Thousands of campaign flyers, dozens of Fizz posts and one executive debate later, preliminary results of the 2023 Associated Students of Stanford University (ASSU) election were announced via email and linked on the ASSU website on Sunday.
Candidates elected in the 2023 election will serve their positions for the 2023-2024 academic year.
While the voter turnout of this year’s general election, at 24.72%, was significantly higher than the previous two years’ turnout of around 17%, turnout has yet to return to 2020 levels when total voter turnout was at 36.64%. This year, 39.44% of undergraduate students and 12.83% of graduate students cast ballots. In 2020, 53.76% of undergraduates and 23.02% of graduates cast ballots.
“We saw an increase in turnout this year from last year, which was one of my big goals, and I think reflective of a lot of engagement on the part of the candidates running — we had more candidates for both UGS and GSC than last year, which certainly helped,” ASSU Election Commissioner Whit Froehlich J.D. ’24 wrote in a statement to The Daily. “There’s still room for improvement, though, particularly among graduate students, many of whom still either don’t know they can vote or just aren’t as aware of ASSU and what it does.”
All grants — four joint annual grants, four GSC annual grants and 129 UGS annual grants — were approved by a simple majority vote. All three annual grant petitions to fund Stanford Mock Trial, Society of Latinx Engineers and Kids with Dreams were also approved.
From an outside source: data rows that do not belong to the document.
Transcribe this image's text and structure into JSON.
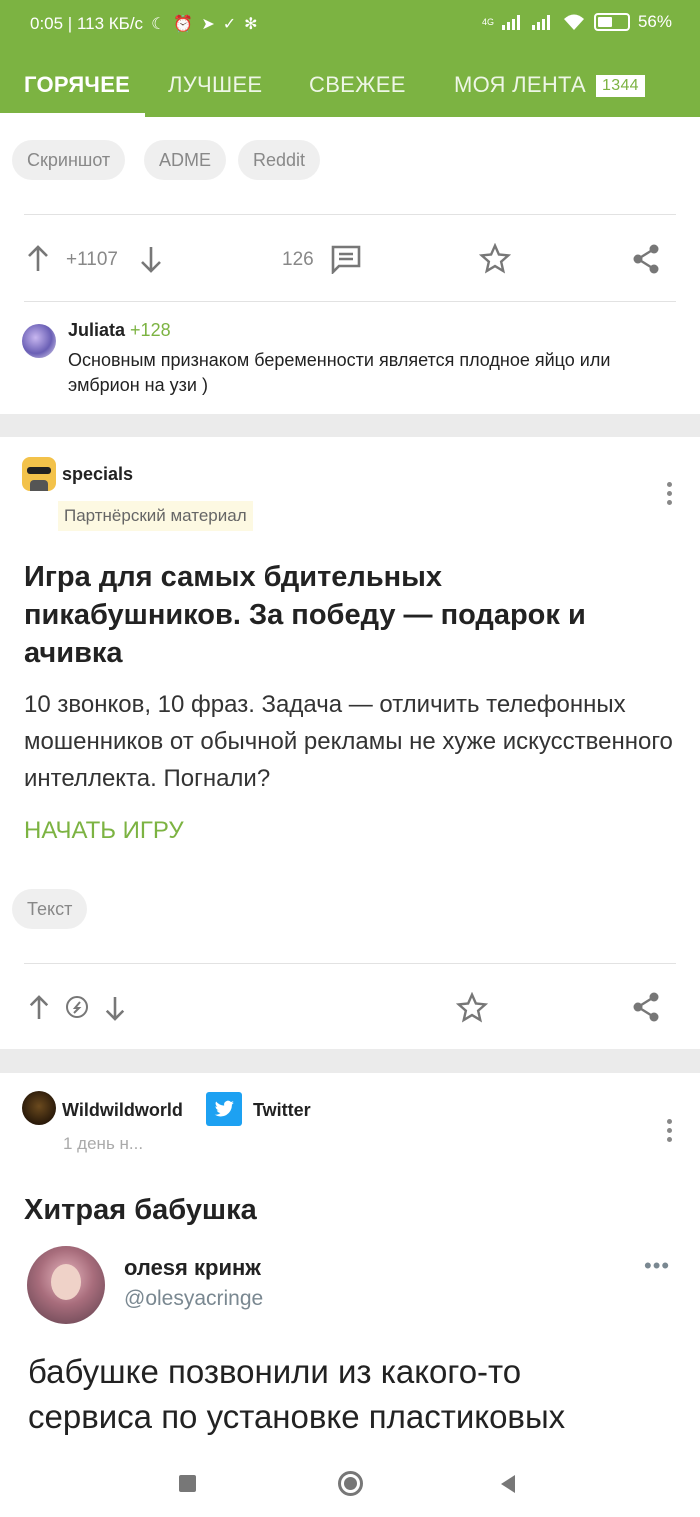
{
  "status_bar": {
    "time_speed": "0:05 | 113 КБ/с",
    "network": "4G",
    "battery": "56%",
    "battery_level": 0.56
  },
  "tabs": [
    {
      "label": "ГОРЯЧЕЕ"
    },
    {
      "label": "ЛУЧШЕЕ"
    },
    {
      "label": "СВЕЖЕЕ"
    },
    {
      "label": "МОЯ ЛЕНТА",
      "badge": "1344"
    }
  ],
  "post1": {
    "tags": [
      "Скриншот",
      "ADME",
      "Reddit"
    ],
    "rating": "+1107",
    "comments": "126",
    "top_comment": {
      "author": "Juliata",
      "score": "+128",
      "text": "Основным признаком беременности является плодное яйцо или эмбрион на узи )"
    }
  },
  "post2": {
    "author": "specials",
    "partner_label": "Партнёрский материал",
    "title": "Игра для самых бдительных пикабушников. За победу — подарок и ачивка",
    "body": "10 звонков, 10 фраз. Задача — отличить телефонных мошенников от обычной рекламы не хуже искусственного интеллекта. Погнали?",
    "cta": "НАЧАТЬ ИГРУ",
    "tag": "Текст"
  },
  "post3": {
    "author": "Wildwildworld",
    "community": "Twitter",
    "time": "1 день н...",
    "title": "Хитрая бабушка",
    "tweet": {
      "name": "олеsя кринж",
      "handle": "@olesyacringe",
      "text_line1": "бабушке позвонили из какого-то",
      "text_line2": "сервиса по установке пластиковых"
    }
  },
  "colors": {
    "brand_green": "#7cb342",
    "twitter_blue": "#1da1f2"
  }
}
Running on a platform of “Fun Strikes Back,” Sophia Danielpour ’24 and Kyle Haslett ’25 were elected by a wide margin of 674 votes, or 18.68% of the total electorate, as ASSU executives over second-place slate Christian Sanchez ’24 and Gurmen Bahia ’24.
With a campaign focused on social life revival on campus, Danielpour and Haslett were the only executive slate where both candidates did not have prior ASSU experience.
Danielpour is the Co-President and former Vice President of Community of the Jewish Student Association and Director of Fellowships of Stanford in Government. Haslett is the Social Chair for the Kappa Sigma fraternity, member of Black Student Union and Captain of the Club Sports Lacrosse team.
All undergraduate and graduate students were eligible to vote for ASSU executives.
Fifteen students were elected from a 22-candidate race to the 25th Undergraduate Senate (UGS), with Ivy Chen ’26, Divya Ganesan ’25 and Ritwik Tati ’25 (who is a former Daily staffer) earning the most votes. Four of the 15 are incumbents: Tati, Diego Kagurabadza ’25, Joy Molloy ’25 and Ishaan Singh ’24. All undergraduate students were eligible to vote.
Chen, who won 1,096 votes, said she printed over 1,000 posters with her face on them and taped them in dorms and university buildings by herself. She said she attributed her win to the publicity.
“Every spare time I had, I was taping them up,” Chen said. “I would come back at 2 or 3 [a.m.] each night. It was a lot of work, but it was worth it.”
Undergraduate class president election results were also announced on Sunday. Constituencies for each race were undergraduate students according to corresponding class status.
L.I.F.T. won a four-way contest for sophomore class president, with 51.69% of the final vote share over second-place slate S.O.F.T. The winning slate consists of Pierre Dagsi ’26, Gabby Edelin ’26, Aili McGregor ’26 and Matthew Guck ’26. L.I.F.T., which stands for Late-night Innovation For Trees, focused on “improving all aspects of nightlife on Stanford’s campus,” according to their campaign statement.
RISE won re-election for junior class president, with 57.41% of votes over opponent slate “a new ERA.” RISE’s slate of Shreya Ramachandran ’25, Siddharth Sharma ’25, Blaine Wells ’25, Jason Lin ’25, Veronica Aranda ’25 and Daniel Mottesi ’25 ran on a campaign to “bring back beloved traditions, secure class spaces [and] create communication channels between admin and students.”
The Treehouse won the senior class presidency uncontested, with a slate consisting of Jack Scala ’24, Easha Nandyala ’24, Hannah Basali ’24 (a former writer for The Daily) and Michael Chhay ’24.
Graduate Student Council
The results also showed preliminary results for 15 members of the Graduate Student Council (GSC). All graduate students were eligible to vote for at-large seats.
Ten GSC candidates are elected by plurality vote by school in each graduate school “district,” with winners decided in each of the Graduate School of Business, Doerr School of Sustainability, Graduate School of Education, School of Humanities and Sciences — Natural Sciences, Law and Medicine districts. Two candidates were elected in the School of Engineering. Winners in the School of Humanities and Sciences for both Humanities and Social Sciences districts have not yet been decided.
Five at-large GSC candidates were elected by plurality vote, after elimination of candidates who were elected in their respective districts.